A pill that prevents pregnancy will become more widely available after a recent Food and Drug Administration ruling.
The FDA’s Aug. 24 decision approved Plan B, also known as the morning-after pill, for use without a prescription by women older than 18. Women younger than 18 will still need a prescription to get the pill.
But the change will not take effect for several months. In the immediate future, everyone who uses Plan B still will be required to get a prescription.
Stephen Cain, a pharmacy supervisor at Boynton Health Service, said that until the over-the-counter packaging is available, Boynton cannot dispense Plan B except by prescription.
According to the Web site of Barr Pharmaceuticals, which makes Plan B, the company expects the drug’s new over-the-counter packaging to be ready by the end of the year.
When the new packaging debuts, the price for the drug might increase because Barr will have additional monitoring costs to ensure proper distribution, Cain said.
Currently, Boynton charges $20 for Plan B and will try to keep the price as low as possible after the change, he said.
Boynton Director Edward Ehlinger said he is pleased with the FDA approval of over-the-counter Plan B. He said the decision was “long overdue.”
“It is a safe drug, an effective drug,” he said.
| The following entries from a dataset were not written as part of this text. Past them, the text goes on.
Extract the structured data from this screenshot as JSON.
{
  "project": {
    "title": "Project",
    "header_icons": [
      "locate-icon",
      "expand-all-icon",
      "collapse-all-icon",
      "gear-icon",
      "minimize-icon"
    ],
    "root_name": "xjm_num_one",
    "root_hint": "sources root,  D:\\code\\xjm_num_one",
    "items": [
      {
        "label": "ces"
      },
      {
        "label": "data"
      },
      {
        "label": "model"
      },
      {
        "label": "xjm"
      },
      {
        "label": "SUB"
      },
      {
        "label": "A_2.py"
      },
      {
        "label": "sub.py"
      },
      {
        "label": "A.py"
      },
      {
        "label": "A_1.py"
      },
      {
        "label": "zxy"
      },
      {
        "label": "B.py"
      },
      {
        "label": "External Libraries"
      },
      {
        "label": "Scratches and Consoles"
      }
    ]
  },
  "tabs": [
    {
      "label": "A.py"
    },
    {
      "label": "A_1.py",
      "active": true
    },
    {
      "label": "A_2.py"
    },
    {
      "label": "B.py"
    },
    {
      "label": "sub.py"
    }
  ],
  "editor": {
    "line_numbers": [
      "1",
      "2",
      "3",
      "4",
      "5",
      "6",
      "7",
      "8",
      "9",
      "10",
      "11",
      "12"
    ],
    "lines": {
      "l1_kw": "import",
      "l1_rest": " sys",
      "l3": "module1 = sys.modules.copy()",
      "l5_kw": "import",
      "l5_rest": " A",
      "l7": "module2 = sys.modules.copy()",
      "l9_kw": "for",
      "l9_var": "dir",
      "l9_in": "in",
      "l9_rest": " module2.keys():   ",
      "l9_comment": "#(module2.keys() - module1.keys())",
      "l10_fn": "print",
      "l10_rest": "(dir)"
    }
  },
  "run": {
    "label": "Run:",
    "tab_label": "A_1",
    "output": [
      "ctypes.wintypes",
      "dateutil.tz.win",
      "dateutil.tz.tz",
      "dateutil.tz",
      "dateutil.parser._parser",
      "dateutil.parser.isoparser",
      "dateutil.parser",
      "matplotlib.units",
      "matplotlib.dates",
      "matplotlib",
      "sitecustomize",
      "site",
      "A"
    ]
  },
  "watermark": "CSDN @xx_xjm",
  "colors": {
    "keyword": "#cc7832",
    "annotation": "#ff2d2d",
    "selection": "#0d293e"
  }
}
Plan B contains the synthetic hormone Levonorgestrel, the same hormone used in birth control pills, but with a higher dose per pill, according to the FDA.
The pill prevents pregnancy by stopping ovulation, fertilization or implantation of an egg when taken within 72 hours after having sex, according to the FDA. Should Plan B come into contact with an already implanted egg, nothing would happen and the pregnancy would continue.
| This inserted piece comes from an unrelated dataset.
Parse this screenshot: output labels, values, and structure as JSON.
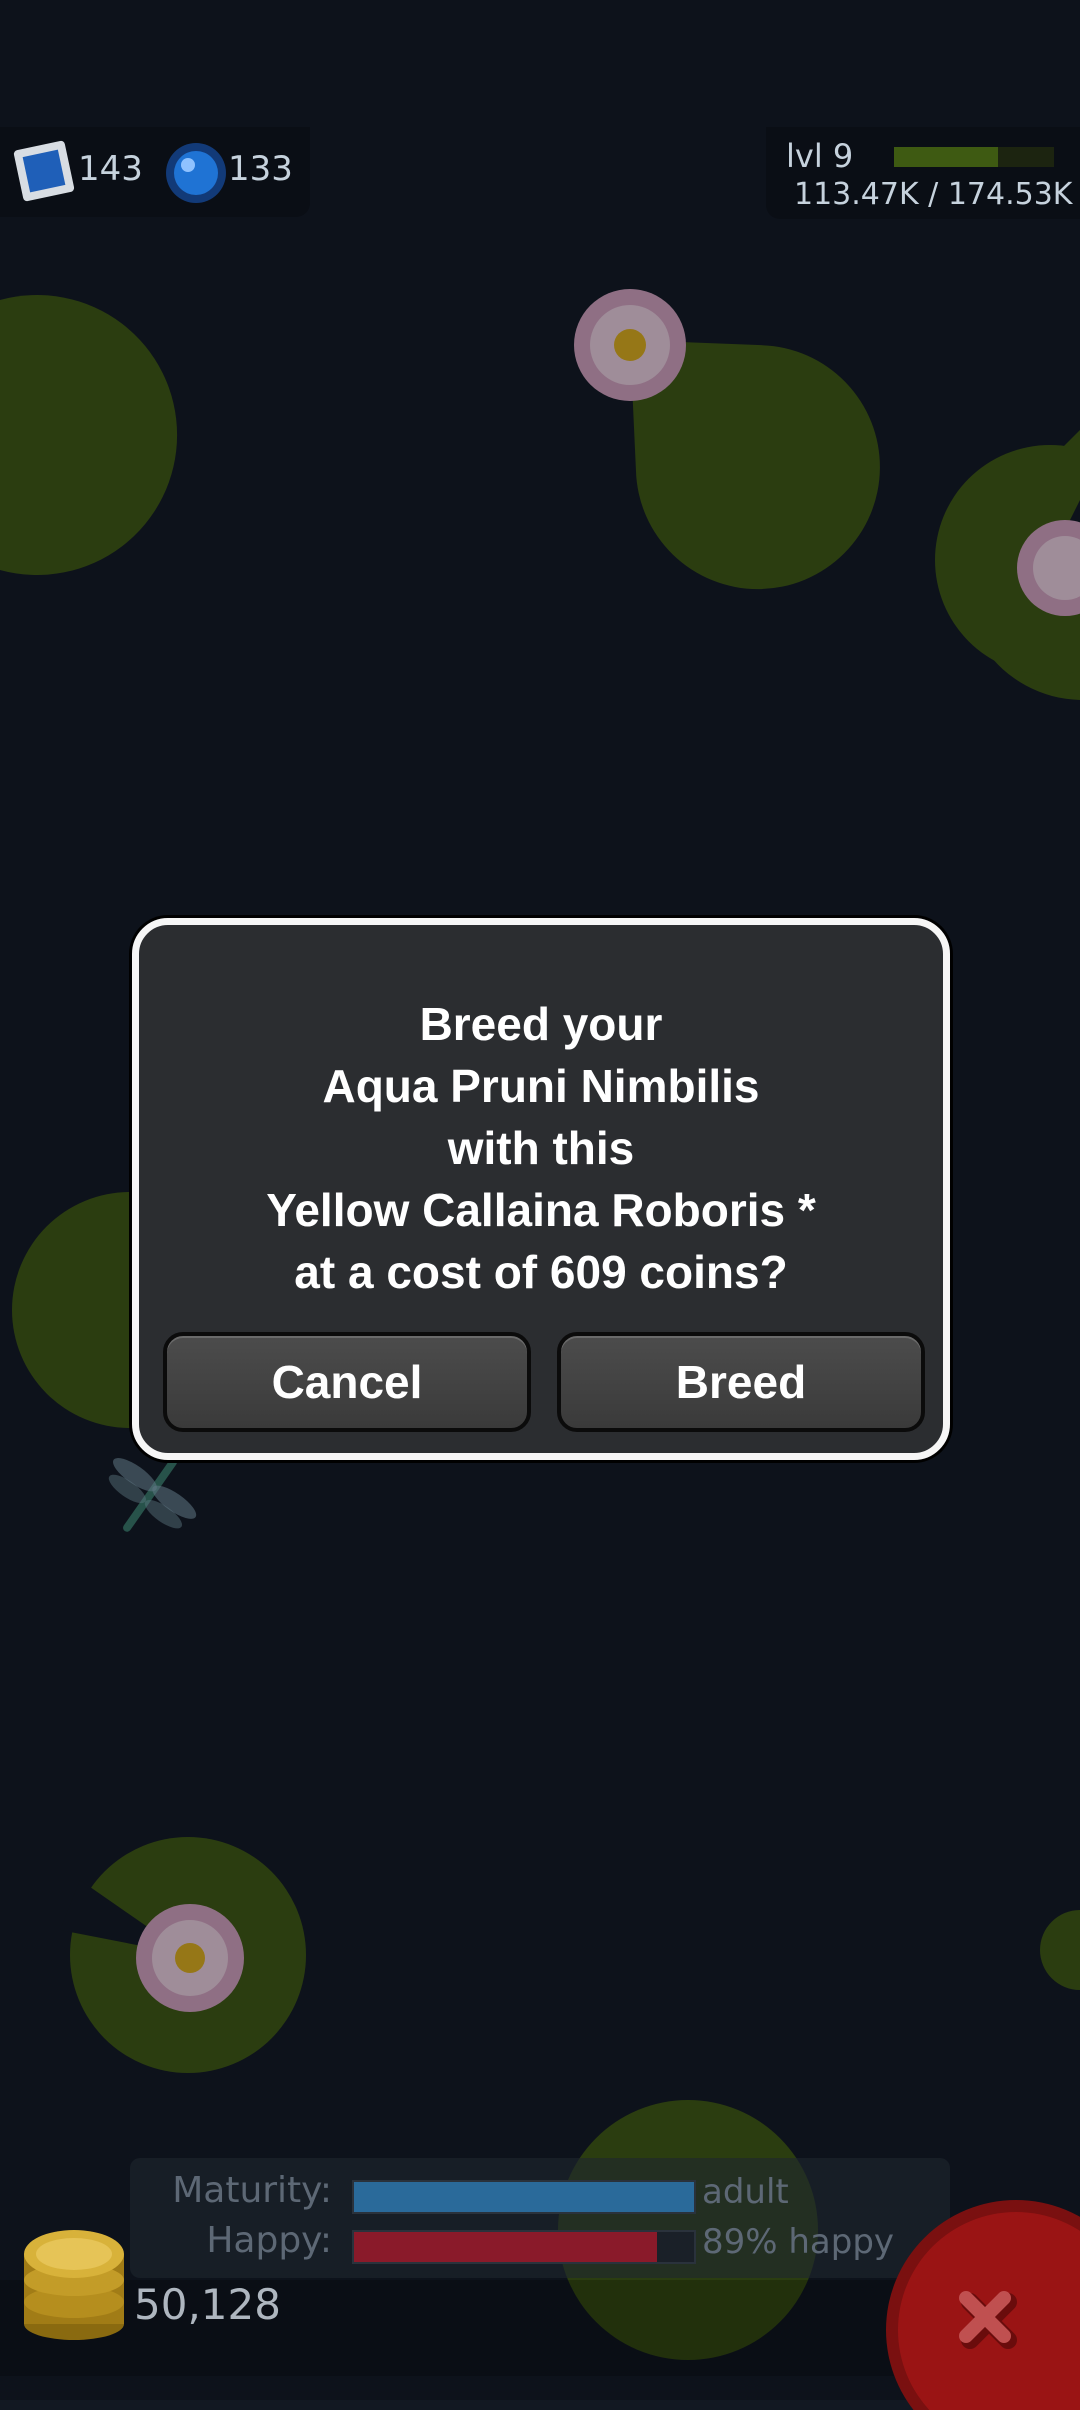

Caitlin Laflash, co-president of the University Pro-Choice Coalition, said Plan B’s approval will be a positive thing for students.
“Contraceptives are the most effective way to reduce abortions, and reduce unwanted and unintended pregnancies,” Laflash said. “Having Plan B more readily available to women helps them maintain their reproductive rights, and the right to choose if they want to have a pregnancy or not.”
But not everyone on campus believes making Plan B easier to get is a good thing.
“It’s stupid that it’s out there over-the-counter,” said second-year nursing student Nicole Fourre.
Fourre said that while the pill is a better option than getting an abortion, she is concerned that making it more immediately available will cause more people to use it as their only form of birth control.
Valerie Johnson, adviser for Choices, a Christian student group that offers women’s ministry and a pregnancy counseling center, said the group opposes the use of Plan B for the
same reasons it is against abortion.
“We feel that as soon as an egg is fertilized, that’s a baby,” Johnson said. “Even preventing implantation of an egg, we feel, is abortion.”
Both Laflash and Johnson said they thought FDA approval of Plan B probably wouldn’t change much in terms of behavior of students. Each said students who choose to have sex would probably do so whether or not Plan B is available over the counter.